The life cycle for annual plants includes its initial growth, the formation of flowers and then the formation of seeds from pollinated flowers. Finally, the plant, its reproductive mission accomplished, fades and eventually dies. These annuals are endowed with a hard-wired determination to complete that mission. If their flowers are removed after the blossoms have faded, but before they develop seeds, the plant will often make new flowers in an effort to complete the seed-making process. It has nothing to lose; it is not trying to save resources to make a comeback the following season. It will continue to make new flowers until it runs out of resources or succumbs to frosty temperatures.
Some annuals, such as fibrous begonia, impatiens, and moss rose, need not be deadheaded because they do it themselves.
Perennials are more complicated because they have a dual mission in life: to reproduce and, unlike the annuals, to live beyond a single growing season. They do not readily play the gardeners’ game. Perennials typically do not flower as long as annuals for a reason. They are determined to come back the next year; so after they flower and set seed, they begin to store resources (e.g., carbohydrates they have produced through photosynthesis), usually in roots, rhizomes, or bulbs.

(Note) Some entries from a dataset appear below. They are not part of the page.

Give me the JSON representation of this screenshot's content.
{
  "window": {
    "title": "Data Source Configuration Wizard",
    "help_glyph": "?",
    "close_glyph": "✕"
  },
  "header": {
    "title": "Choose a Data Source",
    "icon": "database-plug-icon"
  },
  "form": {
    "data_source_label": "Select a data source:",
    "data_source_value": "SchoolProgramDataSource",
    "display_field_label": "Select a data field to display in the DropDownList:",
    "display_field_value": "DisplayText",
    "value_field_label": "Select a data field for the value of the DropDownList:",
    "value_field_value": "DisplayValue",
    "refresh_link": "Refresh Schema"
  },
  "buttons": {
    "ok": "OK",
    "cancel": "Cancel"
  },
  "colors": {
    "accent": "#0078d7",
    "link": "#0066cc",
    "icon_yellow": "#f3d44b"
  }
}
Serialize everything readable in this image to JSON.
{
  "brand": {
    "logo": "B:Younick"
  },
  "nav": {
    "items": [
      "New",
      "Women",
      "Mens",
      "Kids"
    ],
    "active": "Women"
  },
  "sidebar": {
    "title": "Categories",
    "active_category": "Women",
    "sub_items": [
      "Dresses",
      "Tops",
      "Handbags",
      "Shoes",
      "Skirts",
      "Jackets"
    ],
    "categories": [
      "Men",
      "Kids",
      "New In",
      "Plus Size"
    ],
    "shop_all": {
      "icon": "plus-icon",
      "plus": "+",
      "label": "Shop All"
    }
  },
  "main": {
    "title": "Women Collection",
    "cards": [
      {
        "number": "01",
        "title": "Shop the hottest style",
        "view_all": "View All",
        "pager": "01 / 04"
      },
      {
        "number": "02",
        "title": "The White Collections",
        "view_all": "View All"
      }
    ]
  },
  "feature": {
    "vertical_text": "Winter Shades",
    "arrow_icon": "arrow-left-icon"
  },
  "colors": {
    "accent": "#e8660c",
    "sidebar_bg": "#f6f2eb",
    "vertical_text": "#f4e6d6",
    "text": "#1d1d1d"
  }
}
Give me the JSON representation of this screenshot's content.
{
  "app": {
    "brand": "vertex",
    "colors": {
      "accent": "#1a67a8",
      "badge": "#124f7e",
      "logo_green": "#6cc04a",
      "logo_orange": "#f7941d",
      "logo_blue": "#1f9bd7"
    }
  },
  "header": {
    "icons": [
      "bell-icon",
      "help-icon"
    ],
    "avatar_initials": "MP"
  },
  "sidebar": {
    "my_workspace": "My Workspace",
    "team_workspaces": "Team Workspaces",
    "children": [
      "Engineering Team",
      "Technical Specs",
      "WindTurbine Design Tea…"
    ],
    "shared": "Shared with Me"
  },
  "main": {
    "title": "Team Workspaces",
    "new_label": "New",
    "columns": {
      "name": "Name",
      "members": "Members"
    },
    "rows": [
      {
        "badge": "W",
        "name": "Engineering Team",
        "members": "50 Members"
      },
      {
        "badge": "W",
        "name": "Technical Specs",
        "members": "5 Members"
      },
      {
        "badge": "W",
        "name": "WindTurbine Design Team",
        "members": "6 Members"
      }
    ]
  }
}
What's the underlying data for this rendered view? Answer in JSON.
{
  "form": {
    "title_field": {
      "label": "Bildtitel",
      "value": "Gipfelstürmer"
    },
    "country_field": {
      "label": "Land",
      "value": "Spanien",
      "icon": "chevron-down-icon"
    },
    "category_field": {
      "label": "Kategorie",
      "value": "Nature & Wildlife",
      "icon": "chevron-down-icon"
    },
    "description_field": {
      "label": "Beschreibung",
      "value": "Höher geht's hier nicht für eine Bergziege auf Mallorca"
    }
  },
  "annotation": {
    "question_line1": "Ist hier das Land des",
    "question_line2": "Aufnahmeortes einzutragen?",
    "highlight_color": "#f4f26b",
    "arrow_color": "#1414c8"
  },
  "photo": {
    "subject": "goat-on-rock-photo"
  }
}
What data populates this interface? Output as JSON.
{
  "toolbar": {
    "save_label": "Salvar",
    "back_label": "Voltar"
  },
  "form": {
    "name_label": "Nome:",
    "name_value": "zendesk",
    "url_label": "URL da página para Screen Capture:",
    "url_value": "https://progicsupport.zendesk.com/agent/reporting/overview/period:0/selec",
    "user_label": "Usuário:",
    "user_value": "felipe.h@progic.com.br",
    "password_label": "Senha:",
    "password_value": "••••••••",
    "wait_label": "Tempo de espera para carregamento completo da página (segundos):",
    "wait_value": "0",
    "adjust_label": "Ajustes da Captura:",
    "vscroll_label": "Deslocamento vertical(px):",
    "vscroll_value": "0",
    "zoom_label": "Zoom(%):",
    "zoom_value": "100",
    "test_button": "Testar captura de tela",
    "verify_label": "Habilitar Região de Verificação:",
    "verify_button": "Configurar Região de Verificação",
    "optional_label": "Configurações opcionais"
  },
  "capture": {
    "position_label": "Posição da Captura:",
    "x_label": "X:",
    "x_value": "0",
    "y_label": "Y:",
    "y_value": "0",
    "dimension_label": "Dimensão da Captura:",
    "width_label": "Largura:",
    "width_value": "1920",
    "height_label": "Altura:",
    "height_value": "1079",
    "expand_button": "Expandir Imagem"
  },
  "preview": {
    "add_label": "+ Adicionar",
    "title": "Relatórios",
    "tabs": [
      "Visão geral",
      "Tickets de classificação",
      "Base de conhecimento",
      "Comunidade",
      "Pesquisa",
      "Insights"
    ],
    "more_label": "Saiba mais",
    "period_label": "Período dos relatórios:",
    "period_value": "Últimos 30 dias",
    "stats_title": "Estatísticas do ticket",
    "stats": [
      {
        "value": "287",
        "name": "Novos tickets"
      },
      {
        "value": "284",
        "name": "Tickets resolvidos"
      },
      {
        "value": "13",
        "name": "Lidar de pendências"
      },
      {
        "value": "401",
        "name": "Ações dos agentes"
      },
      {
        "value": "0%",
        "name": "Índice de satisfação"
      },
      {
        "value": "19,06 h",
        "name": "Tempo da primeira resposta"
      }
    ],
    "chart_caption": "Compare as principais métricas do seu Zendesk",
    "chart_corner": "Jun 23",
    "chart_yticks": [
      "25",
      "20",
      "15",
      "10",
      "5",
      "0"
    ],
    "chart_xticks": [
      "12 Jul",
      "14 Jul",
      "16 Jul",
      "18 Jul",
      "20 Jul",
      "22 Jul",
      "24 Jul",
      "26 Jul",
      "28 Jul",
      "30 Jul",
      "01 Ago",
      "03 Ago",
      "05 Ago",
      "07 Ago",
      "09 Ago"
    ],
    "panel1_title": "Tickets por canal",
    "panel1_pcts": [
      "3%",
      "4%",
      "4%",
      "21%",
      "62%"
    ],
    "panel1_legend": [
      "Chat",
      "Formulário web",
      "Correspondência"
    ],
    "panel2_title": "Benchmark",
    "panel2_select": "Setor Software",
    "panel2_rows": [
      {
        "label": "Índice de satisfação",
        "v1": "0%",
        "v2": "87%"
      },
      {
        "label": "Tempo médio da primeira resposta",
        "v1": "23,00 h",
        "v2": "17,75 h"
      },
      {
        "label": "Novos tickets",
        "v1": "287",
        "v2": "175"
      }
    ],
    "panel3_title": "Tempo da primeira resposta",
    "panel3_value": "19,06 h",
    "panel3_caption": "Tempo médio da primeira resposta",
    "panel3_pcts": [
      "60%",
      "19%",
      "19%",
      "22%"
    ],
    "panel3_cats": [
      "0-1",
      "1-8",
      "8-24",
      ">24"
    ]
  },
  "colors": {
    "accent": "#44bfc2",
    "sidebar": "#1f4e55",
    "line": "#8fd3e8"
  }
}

However, some perennials have a larger resource budget than others. These may rebloom after deadheading (e.g., rose, garden phlox, coralbells, Shasta daisy, veronica, delphinium, and daylilies).
As with annuals some perennials are vigorous self sowers. Yarrow is one. Unless you are trying to create a bed of yarrow, it is a good candidate for deadheading. That tall, thin beauty, purpletop vervain (Verbena bonariensis), a relatively short-lived perennial, drops enough seeds to fill a nursery with seedlings. Some selective deadheading keeps the weed problem at bay while continuing the existence of the plant in the garden.
Some perennials have seed heads or berry clusters that provide winter interest (sedum ‘Autumn joy’) or valuable food for birds (rudbeckia). Deadheading these is not necessary.
Some gardeners are reluctant to deadhead their flowers because they don’t know how to do it. Deadheading is really simple. Cut or pinch off faded flowers just above the next flower bud on the stem or the first group of leaves on the same stem when there are no flower buds. For some plants, the group of leaves may be at the base of the plant. In those cases cut off the stem right above the basal leaves. Except for roses that sometimes require that you distinguish between leaves that have three leaflets and leaves that have five, that’s all you need to know.
Deadheading, a brochure produced by Penn State Extension, contains the best list of annual and perennial plants to deadhead.
Deadheading Herbaceous Ornamentals and Roses, Plant Wise, Iowa State University Extension
Deadheading, Penn State Extension
Diseases of Peony, University of Minnesota Extension
To Deadhead or not? Your Final Answer is …, Penn State Extension